The most common cause for this code is damaged electrical components in the cruise control system. Also, the switch can malfunction from liquid spills in the vehicle’s interior. Other possible causes include:
- Bad electrical connection in speed control/vent control solenoid
- An open or short circuit in speed control/vent control harness
- Obstruction within cruise control system
- Vacuum leak in cruise control system
- Corroded or damaged connectors
- Damaged vent control solenoid
- Blown fuse (can be a sign of a more serious underlying cruise control vent control circuit)
How to Check
The best start for diagnosis of this code is to check the TSB (Technical Service Bulletin) for known issues with the specific vehicle. Some vehicles may require advanced diagnostic steps and special tools, which differs from one type of vehicle to another. Here are some basic steps for diagnosis.
The most common repair for this code is simply replacing the cruise control switch. However, before proceeding with any replacements, make sure you conduct a thorough diagnosis to pinpoint the exact cause of the problem. You can follow the diagnostic steps from the vehicle’s service manual to determine whether a faulty switch is causing the problem.
Start by disconnecting the vehicle’s battery. Then, using a screwdriver, remove the steering wheel column bolt covers. Remove ratchet if necessary as well.
You may need to remove the center airbag cluster from the center of the steering wheel. Unbolt it from the back of the steering wheel.
Next, disconnect the electrical connector to the airbag cluster by pressing its side clips and pulling them from the hard plastic side areas. You may have to remove the steering wheel to get access to the switch. You may need a special puller for this.
Note: Make sure you refer to your vehicle’s service manual for the proper steering wheel or airbag removal procedures.
Once you have disconnected the electrical connectors from the cruise control switch, detach the switch by removing the bolts that hold the switch onto the steering column bracket. Then, replace the old cruise control switch with a new one and reinstall everything.
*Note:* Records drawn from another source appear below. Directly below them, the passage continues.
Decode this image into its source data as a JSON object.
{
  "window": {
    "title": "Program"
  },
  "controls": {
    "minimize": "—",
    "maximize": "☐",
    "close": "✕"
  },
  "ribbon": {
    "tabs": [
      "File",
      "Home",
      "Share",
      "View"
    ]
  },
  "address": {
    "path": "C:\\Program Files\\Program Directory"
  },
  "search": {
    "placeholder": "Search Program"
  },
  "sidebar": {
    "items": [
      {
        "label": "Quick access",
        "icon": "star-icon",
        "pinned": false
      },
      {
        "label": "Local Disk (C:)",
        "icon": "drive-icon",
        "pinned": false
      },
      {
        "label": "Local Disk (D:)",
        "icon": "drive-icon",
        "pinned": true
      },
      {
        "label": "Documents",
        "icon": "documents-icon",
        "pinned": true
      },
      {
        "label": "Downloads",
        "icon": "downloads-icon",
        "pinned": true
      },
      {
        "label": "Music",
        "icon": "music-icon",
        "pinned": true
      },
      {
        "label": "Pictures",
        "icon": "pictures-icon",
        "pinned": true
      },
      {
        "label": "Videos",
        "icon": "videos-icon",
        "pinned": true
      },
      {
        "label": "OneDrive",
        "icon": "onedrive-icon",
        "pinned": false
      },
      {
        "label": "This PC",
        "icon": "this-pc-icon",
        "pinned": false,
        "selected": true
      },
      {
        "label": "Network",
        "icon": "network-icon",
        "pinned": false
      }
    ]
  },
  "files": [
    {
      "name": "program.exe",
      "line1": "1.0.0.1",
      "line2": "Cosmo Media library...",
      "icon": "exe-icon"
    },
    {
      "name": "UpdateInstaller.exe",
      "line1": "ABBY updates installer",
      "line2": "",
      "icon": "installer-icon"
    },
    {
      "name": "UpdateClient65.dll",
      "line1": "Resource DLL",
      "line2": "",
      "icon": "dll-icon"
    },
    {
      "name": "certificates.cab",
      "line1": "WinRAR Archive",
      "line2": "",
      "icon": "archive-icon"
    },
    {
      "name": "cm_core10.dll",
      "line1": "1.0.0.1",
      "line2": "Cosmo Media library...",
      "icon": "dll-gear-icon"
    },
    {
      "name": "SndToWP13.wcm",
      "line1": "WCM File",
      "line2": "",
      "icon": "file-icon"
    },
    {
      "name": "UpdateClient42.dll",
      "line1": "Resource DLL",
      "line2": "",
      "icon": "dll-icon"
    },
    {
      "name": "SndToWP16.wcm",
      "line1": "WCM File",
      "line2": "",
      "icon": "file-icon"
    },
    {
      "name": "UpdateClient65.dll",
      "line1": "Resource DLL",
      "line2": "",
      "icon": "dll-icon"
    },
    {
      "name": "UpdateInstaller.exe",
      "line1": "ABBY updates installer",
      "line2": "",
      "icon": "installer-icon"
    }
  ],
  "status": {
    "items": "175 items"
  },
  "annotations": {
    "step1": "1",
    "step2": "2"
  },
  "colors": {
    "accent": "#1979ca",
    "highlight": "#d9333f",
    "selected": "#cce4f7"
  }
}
Reconnect the battery and then take the vehicle for a test drive. Of course, make sure the traffic isn’t too bad so you can use the cruise control and be safe.
Another common cause for this code is a mechanical problem within the cruise control vacuum system. This could be physical damage to the cruise control vacuum solenoid itself, and a vacuum leak in the system, which may be caused by obstructed lines, kinked, etc. These mechanical problems are easy to spot when inspecting the components involved in the system.
Vacuum leaks must be repaired, if not replaced. Again, refer to your vehicle’s service manual for the specific diagnosis and repair procedure.
How to Fix
Common repairs for this code include:
- Replacement of vent control solenoid
- Replacement of damaged connectors, fuses, and wires in the cruise control system
- Replacement of circuitry
- Replacement of leaking vacuum hoses and valves
This error code doesn’t impose serious driving safety concern. However, if you rely on the cruise control system on a regular basis, then it must be addressed as soon as possible and keep it from getting worse.
It’s common to overlook blown fuses when diagnosing this code, so make sure you check it as well.